(2) If the defence is raised in any prosecution for an
offence under this section that any failure to pay maintenance in
accordance with a maintenance order was due to lack of means on the
part of the person charged, he or she is not, merely on the grounds
of such defence entitled to an acquittal if it is proved that the
failure was due to his or her unwillingness to work or to his or her

[12] Section
105 of Act 51 of 1977 provides that the charge shall be put to an
accused by the prosecutor before the trial and the accused shall be
required to plead thereto forthwith in accordance with s. 106.

this matter under review the prosecutor never put any charges to the
accused person.

provisions of s. 105 are peremptory.

S v Mamose and Others 2010 (1) SACR 121 (SCA) at par. 7).

legal consequences flow from the fact whether the accused pleaded to
a charge and a different legal consequence flow from the fact where
an accused failed to plead to a charge.

[13] It
is trite law that where an accused person pleads to a charge such
accused person is entitled to a judgment.

[14] Where
an accused has not pleaded to any charge no lis arises between
the State and the accused and the accused cannot be convicted.

S v Mbokazi
1998 (1) SACR 4428 NPD at 442 h – i).

[15] In
S v Sithole and Others 1999 (1) SACR 227 (TPD) at 230 c –
d the Court held as follows:

To convict an accused on a charge he was not
requested to plead to is in my view such a departure from the rules
and principles governing the conduct of criminal proceedings that it
cannot be countenanced. It is further a fundamental right in terms
of s. 35(3)(a) of our Constitution Act 108 of 1996, that an accused
has a right to a fair trial which includes the right to be informed
of the charge with sufficient detail to answer it.”

[16] Article
12 (1)(a) of the Namibian Constitution provides inter alia
that all persons shall be entitled to a fair and public hearing by an
independent, impartial and competent court .

should therefore be apparent that the failure by the prosecutor to
put a charge to the accused person and the failure by the magistrate
to demand that a charge be put to the accused violated the
fundamental right of the accused to a fair trial.

[17] Magistrate
Shuuveni referred to two further irregularities which I need to
mention.

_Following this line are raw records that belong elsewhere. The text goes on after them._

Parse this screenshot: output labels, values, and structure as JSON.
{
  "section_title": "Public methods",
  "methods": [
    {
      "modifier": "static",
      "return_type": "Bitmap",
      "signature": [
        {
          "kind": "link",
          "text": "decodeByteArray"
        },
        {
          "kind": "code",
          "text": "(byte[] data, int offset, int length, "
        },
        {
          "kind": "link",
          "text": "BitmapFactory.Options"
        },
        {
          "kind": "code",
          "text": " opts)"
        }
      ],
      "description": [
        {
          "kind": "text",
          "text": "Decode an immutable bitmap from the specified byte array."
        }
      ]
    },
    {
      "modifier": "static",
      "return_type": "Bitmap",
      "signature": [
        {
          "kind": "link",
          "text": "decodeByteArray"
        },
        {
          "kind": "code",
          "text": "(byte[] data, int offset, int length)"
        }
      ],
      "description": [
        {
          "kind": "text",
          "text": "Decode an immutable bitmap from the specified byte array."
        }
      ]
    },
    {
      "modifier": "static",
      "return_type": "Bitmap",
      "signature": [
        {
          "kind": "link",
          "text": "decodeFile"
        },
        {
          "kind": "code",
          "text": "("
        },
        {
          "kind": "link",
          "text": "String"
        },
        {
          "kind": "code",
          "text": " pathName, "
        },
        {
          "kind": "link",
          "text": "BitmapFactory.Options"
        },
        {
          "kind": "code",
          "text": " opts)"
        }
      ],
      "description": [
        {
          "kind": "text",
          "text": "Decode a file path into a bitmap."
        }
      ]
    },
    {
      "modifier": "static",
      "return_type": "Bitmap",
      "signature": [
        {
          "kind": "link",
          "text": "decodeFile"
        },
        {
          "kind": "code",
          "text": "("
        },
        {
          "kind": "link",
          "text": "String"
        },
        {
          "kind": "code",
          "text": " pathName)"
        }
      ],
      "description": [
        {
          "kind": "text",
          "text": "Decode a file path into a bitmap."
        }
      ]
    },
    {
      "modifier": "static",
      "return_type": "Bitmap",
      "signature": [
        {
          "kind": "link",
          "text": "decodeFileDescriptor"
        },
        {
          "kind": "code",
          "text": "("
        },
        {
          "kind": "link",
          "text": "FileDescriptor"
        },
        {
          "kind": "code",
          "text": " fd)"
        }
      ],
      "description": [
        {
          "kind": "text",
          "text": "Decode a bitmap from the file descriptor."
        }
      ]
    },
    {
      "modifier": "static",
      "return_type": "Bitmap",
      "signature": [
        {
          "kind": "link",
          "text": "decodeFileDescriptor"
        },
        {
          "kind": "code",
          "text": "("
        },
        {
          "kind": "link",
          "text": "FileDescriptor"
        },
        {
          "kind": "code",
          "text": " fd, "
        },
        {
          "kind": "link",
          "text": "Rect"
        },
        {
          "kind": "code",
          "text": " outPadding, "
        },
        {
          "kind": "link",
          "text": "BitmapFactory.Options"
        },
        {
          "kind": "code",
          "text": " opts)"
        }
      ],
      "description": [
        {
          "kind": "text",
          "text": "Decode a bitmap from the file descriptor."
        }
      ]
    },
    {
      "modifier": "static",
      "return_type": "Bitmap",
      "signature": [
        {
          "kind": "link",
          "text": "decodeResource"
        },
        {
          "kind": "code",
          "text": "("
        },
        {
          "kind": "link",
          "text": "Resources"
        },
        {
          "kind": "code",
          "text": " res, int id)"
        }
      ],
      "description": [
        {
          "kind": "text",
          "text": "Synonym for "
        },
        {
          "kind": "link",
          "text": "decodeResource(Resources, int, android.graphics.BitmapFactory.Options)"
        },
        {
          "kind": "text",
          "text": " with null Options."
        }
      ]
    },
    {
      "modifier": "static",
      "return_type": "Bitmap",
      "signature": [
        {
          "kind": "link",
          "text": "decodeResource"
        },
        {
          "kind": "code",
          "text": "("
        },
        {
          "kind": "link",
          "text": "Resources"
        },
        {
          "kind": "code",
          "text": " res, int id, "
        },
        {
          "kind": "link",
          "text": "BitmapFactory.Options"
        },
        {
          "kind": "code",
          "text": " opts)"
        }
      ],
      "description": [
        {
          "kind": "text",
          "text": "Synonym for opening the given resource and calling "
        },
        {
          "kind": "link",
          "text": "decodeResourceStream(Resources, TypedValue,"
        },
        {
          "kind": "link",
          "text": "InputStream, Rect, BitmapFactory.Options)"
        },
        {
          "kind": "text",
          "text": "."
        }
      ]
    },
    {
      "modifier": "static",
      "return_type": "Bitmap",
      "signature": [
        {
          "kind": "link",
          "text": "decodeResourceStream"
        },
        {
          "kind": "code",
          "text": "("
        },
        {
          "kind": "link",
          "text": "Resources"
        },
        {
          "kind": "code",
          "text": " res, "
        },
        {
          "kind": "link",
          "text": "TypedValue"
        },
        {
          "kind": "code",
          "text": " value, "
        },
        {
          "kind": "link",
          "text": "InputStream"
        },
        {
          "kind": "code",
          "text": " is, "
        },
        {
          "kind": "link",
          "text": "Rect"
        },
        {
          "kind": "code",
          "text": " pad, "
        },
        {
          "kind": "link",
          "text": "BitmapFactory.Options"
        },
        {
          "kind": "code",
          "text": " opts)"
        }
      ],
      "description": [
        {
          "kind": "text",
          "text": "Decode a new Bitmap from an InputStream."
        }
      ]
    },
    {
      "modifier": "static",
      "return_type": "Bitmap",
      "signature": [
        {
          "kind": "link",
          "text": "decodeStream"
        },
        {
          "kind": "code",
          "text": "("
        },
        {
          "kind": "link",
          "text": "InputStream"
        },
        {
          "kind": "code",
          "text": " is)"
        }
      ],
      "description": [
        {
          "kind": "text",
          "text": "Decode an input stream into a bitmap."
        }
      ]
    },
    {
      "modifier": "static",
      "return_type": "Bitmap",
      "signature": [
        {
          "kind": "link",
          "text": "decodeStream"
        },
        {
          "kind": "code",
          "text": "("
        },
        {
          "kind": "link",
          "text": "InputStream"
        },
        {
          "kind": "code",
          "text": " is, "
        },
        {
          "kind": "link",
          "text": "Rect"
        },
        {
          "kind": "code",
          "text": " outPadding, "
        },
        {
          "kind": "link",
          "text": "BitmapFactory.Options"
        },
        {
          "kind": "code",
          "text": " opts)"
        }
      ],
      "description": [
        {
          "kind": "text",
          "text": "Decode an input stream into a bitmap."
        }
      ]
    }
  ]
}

However in the light of what was said (supra) I do
not deem it necessary to analise and comment on those irregularities
in much detail.

[18] It
is apparent from the record that the magistrate did not explain to
the undefended accused person the defence contained in the provisions
of section 39(2) of Act 9 of 2003.

may not be surprising at all since the accused was never asked to
plead to any charge. Nevertheless, a magistrate is obliged to
explain the existence and meaning of this defence to an undefended
accused. Failure to do so could prejudice an accused person
resulting in the proceedings being set aside on review or on appeal.

S v Moeti 1989 (4) SA 1053 (OPD).

other irregularity referred to was the fact that the magistrate
failed to inform the accused person his right to mitigation prior to
passing sentence. The failure by the magistrate to inform the
accused person that he may address the court as to the appropriate
sentence to be passed is not only a denial of an opportunity to do so
but also amounts to a gross violation of the accused’s
fundamental right to a fair trial.

[19] In
the circumstances the conviction and sentence cannot stand and must
be set aside.

[20] I
was informed by Mr Shuuveni that the accused has paid the fine (most
probably a part fine) and has been released from prison. The amount
of such part fine is however unknown.

[21] In
the result the following orders are made:

  1. The
    conviction and sentence are set aside.

  2. The
    clerk of the court is instructed to bring this judgment to the
    attention of the accused and to assist him in claiming the amount
    paid by him in respect of such fine, from the Ministry of Justice.

  3. This
    judgment together with a copy of the proceedings must also be
    brought to the attention of the Acting Chief Magistrate for the
    purpose of taking appropriate remedial action.

  4. In
    the event that the Prosecutor-General decides to prosecute the
    accused person afresh for the offence of contravening section 39(1)
    of Act 9 of 2003, the matter should be heard by a different